* _Provided records_:

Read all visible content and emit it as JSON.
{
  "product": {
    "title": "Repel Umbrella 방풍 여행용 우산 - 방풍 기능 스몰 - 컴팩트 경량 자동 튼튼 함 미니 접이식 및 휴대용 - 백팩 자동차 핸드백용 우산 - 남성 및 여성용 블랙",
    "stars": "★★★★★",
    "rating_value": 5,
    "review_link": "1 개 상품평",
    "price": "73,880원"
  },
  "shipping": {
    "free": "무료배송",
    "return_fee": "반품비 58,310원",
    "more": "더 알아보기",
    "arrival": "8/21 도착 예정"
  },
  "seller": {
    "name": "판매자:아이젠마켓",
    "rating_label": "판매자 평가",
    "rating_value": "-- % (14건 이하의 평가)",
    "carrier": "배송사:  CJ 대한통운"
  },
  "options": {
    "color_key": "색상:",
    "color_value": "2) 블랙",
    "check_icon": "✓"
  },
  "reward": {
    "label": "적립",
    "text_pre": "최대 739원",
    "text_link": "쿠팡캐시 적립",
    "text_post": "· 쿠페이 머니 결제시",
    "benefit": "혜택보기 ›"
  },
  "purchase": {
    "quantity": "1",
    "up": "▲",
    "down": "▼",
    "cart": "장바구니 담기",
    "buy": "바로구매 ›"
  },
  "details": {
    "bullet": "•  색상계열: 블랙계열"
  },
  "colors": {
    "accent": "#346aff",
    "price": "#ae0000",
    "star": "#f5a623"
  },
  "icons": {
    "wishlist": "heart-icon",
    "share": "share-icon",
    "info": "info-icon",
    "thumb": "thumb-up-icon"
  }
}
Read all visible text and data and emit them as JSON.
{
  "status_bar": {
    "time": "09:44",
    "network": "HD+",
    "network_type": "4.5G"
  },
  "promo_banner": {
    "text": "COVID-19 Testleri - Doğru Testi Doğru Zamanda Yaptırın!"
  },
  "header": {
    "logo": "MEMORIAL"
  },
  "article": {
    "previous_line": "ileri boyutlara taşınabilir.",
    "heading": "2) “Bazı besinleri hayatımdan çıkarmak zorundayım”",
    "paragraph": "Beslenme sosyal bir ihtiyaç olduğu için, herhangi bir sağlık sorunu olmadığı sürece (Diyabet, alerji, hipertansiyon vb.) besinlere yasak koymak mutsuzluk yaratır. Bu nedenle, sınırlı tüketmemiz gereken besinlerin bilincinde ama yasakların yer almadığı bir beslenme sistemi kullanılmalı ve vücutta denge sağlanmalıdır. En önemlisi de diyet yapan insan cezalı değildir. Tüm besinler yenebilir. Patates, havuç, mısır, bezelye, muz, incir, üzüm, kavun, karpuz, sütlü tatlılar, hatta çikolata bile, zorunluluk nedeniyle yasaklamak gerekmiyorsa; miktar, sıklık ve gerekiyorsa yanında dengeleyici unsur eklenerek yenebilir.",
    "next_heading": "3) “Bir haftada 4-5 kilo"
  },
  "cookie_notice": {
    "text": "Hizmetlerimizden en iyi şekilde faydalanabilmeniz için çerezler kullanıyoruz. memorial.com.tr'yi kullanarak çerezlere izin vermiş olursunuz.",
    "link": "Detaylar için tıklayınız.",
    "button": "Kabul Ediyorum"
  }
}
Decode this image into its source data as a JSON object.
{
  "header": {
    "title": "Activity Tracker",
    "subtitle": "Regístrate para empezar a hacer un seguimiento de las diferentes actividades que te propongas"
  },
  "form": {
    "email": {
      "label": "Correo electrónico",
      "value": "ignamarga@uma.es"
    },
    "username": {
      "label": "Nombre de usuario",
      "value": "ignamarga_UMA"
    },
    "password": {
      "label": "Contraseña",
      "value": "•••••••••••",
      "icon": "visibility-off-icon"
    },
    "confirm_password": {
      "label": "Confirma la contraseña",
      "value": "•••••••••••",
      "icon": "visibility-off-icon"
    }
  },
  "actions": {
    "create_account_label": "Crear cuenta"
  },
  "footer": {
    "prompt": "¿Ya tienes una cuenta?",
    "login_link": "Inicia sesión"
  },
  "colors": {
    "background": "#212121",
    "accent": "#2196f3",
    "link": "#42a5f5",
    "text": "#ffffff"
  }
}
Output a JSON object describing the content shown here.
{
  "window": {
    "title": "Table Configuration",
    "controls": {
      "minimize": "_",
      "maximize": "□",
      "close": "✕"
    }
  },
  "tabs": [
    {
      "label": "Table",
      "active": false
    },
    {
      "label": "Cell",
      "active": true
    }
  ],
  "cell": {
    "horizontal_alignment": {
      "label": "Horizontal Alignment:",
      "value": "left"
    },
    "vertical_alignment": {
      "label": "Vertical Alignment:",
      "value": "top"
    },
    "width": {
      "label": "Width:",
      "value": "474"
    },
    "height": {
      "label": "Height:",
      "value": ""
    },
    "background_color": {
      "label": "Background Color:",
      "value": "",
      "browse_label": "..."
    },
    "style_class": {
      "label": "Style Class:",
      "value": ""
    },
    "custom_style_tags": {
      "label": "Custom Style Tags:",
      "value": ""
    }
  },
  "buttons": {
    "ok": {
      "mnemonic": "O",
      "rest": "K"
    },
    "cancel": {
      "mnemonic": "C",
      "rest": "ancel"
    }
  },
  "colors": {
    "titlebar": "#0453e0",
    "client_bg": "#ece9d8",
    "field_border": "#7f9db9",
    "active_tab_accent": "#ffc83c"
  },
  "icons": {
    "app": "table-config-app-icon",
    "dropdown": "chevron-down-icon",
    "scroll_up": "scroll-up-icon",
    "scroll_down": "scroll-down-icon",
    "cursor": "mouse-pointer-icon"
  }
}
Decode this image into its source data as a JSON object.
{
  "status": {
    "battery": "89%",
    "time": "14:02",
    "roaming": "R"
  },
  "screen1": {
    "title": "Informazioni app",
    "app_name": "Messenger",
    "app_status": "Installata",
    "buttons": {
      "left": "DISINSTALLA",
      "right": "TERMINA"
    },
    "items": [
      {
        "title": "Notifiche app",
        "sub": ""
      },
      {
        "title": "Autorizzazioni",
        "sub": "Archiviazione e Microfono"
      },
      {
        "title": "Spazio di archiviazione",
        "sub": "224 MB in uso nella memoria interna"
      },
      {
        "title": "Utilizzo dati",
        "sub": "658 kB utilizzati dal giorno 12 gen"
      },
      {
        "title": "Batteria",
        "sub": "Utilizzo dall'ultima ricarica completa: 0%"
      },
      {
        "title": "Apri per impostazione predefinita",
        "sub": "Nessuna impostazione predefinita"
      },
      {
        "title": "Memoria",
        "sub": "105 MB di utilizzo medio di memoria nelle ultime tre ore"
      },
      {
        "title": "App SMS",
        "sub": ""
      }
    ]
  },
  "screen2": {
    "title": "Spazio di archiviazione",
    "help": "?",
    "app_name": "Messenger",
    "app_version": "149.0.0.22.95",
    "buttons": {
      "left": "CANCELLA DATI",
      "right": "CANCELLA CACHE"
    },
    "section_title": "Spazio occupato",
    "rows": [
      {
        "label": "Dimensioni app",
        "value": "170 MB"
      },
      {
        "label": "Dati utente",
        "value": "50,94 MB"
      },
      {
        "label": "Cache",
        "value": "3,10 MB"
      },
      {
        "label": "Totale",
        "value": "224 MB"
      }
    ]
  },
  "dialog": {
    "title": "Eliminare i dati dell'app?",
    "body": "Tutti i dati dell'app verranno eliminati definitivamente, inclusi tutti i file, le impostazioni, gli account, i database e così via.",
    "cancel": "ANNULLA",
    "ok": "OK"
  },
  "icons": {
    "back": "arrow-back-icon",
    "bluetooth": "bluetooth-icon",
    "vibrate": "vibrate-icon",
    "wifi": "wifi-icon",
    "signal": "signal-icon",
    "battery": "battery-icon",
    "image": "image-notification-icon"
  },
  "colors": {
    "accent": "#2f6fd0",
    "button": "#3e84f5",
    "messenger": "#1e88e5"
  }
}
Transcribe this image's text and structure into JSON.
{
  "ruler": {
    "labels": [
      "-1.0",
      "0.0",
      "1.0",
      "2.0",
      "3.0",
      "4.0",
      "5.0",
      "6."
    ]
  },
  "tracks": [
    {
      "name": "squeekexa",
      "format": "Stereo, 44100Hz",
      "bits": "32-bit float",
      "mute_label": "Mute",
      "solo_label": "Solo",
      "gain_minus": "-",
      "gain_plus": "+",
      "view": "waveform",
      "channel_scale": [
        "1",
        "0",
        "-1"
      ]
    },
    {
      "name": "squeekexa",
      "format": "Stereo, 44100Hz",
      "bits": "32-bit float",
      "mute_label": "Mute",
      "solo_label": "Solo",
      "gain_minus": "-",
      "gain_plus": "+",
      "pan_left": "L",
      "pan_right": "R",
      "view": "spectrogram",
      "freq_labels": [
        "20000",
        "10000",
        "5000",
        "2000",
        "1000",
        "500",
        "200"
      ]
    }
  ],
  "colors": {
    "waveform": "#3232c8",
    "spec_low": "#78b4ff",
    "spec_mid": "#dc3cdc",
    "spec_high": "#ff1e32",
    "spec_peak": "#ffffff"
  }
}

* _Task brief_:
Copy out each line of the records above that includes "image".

* _Finished task_:
Decode this image into its source data as a JSON object.
Decode this image into its source data as a JSON object.
    "image": "image-notification-icon"
Transcribe this image's text and structure into JSON.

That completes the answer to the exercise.